» WORK TO BE COMPLETED: Scan the entries below. Return every line that includes "label".

-- DATA FOR ANALYSIS follows --

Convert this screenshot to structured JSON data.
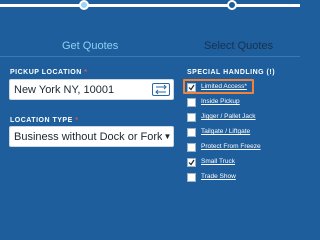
{
  "stepper": {
    "steps": [
      {
        "label": "Get Quotes"
      },
      {
        "label": "Select Quotes"
      }
    ]
  },
  "pickup": {
    "label": "PICKUP LOCATION",
    "required_mark": "*",
    "value": "New York NY, 10001",
    "swap_icon": "swap-arrows-icon"
  },
  "location_type": {
    "label": "LOCATION TYPE",
    "required_mark": "*",
    "value": "Business without Dock or Forklift"
  },
  "special_handling": {
    "label": "SPECIAL HANDLING (!)",
    "options": [
      {
        "label": "Limited Access*",
        "checked": true
      },
      {
        "label": "Inside Pickup",
        "checked": false
      },
      {
        "label": "Jigger / Pallet Jack",
        "checked": false
      },
      {
        "label": "Tailgate / Liftgate",
        "checked": false
      },
      {
        "label": "Protect From Freeze",
        "checked": false
      },
      {
        "label": "Small Truck",
        "checked": true
      },
      {
        "label": "Trade Show",
        "checked": false
      }
    ]
  },
  "colors": {
    "background": "#1e5e9c",
    "active_step": "#8fd0f0",
    "required": "#e8584a",
    "highlight": "#f0833a"
  }
}
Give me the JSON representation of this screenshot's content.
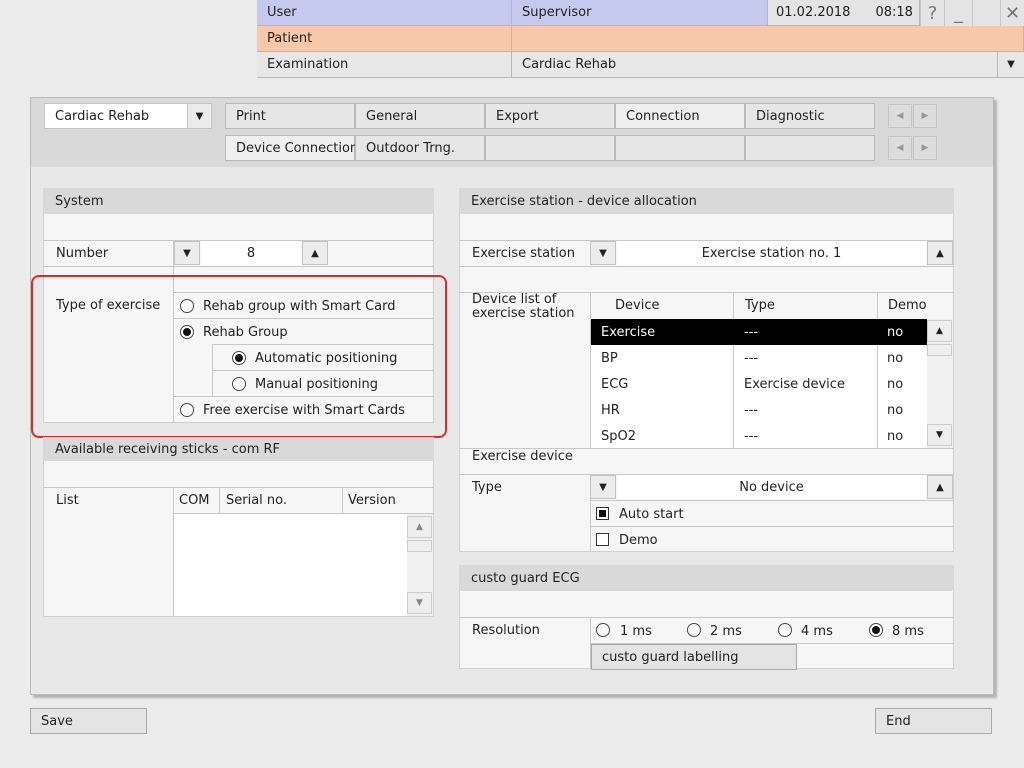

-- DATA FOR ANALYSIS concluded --

» EXPECTED ANSWER:
        "label": "Get Quotes"
        "label": "Select Quotes"
    "label": "PICKUP LOCATION",
    "label": "LOCATION TYPE",
    "label": "SPECIAL HANDLING (!)",
        "label": "Limited Access*",
        "label": "Inside Pickup",
        "label": "Jigger / Pallet Jack",
        "label": "Tailgate / Liftgate",
        "label": "Protect From Freeze",
        "label": "Small Truck",
        "label": "Trade Show",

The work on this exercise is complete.